|The investigation into the suspected execution of 500 people by police should be conducted by an international panel, the government human rights body says.
|Blood-stained and tattered clothes that were discovered in the expansive Ngong forest where mysterious killings have been reported in the past few months. Photo/HEZRON NJOROGE
A report released yesterday by Kenya National Commission on Human Rights chairman Maina Kiai says the team should be drawn from among police experts in South Africa, Ghana and Rwanda.
“The Kenya police are clearly incapable or unwilling to investigate the matter,” says the preliminary report.
“If the investigations (by the international panel) establish that State sponsored executions, and disappearances have occurred, then those responsible should be identified and brought to justice.”
The commission appealed to people whose relatives have gone missing to report to the organisation. Eleven relatives had lodged complaints at the commission’s headquarters at CVS Plaza in Nairobi after the initial appeal barely two weeks ago.
The human rights officials are promising that information received will be treated in confidence to protect complainants.
If the independent investigations fault the police, the commission also wants reparations granted to the families of the victims.
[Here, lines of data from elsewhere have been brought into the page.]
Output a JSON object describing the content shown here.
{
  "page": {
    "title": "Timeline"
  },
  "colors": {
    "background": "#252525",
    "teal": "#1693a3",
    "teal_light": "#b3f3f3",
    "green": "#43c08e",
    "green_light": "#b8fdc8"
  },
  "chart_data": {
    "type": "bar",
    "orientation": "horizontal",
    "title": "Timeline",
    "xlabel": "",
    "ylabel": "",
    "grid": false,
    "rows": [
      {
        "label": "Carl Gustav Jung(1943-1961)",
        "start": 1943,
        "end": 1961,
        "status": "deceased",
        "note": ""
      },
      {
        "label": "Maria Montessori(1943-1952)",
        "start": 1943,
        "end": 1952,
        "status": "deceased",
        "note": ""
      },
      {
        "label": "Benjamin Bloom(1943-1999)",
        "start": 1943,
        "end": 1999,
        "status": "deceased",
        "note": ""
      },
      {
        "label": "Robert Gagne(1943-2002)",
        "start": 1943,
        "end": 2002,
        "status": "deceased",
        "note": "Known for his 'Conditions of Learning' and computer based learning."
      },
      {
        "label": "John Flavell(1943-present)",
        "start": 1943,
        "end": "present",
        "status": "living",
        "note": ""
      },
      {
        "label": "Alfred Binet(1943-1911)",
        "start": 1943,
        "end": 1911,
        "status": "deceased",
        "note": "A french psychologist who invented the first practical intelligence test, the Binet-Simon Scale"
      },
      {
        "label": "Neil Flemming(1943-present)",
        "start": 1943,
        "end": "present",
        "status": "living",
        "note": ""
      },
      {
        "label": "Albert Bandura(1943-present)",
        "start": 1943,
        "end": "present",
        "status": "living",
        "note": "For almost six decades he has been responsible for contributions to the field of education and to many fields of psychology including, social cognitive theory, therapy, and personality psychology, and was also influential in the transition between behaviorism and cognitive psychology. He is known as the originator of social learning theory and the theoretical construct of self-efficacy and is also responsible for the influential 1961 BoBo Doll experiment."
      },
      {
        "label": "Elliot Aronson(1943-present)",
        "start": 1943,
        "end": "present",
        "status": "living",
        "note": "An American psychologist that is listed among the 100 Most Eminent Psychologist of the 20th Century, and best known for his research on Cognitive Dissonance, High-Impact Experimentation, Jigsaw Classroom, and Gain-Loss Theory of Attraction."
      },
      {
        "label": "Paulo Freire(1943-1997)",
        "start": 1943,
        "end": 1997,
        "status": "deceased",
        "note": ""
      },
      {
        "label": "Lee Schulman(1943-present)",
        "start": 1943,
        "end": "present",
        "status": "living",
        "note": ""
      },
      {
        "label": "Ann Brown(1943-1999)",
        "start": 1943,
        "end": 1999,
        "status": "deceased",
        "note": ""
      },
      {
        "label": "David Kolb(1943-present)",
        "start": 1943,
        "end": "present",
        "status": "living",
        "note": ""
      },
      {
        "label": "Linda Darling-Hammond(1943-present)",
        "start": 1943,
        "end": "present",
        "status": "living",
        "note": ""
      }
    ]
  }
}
The report says that only 229 bodies of the suspected victims of executions have been accounted for.
Between June and October, 454 bodies were taken by police to the City Mortuary and booked as unknown. All had gunshot wounds.
Nineteen others were booked at the Naivasha and Machakos hospital mortuaries.
The commission accuse police of failing to carry out proper investigations since the first were was reported in June.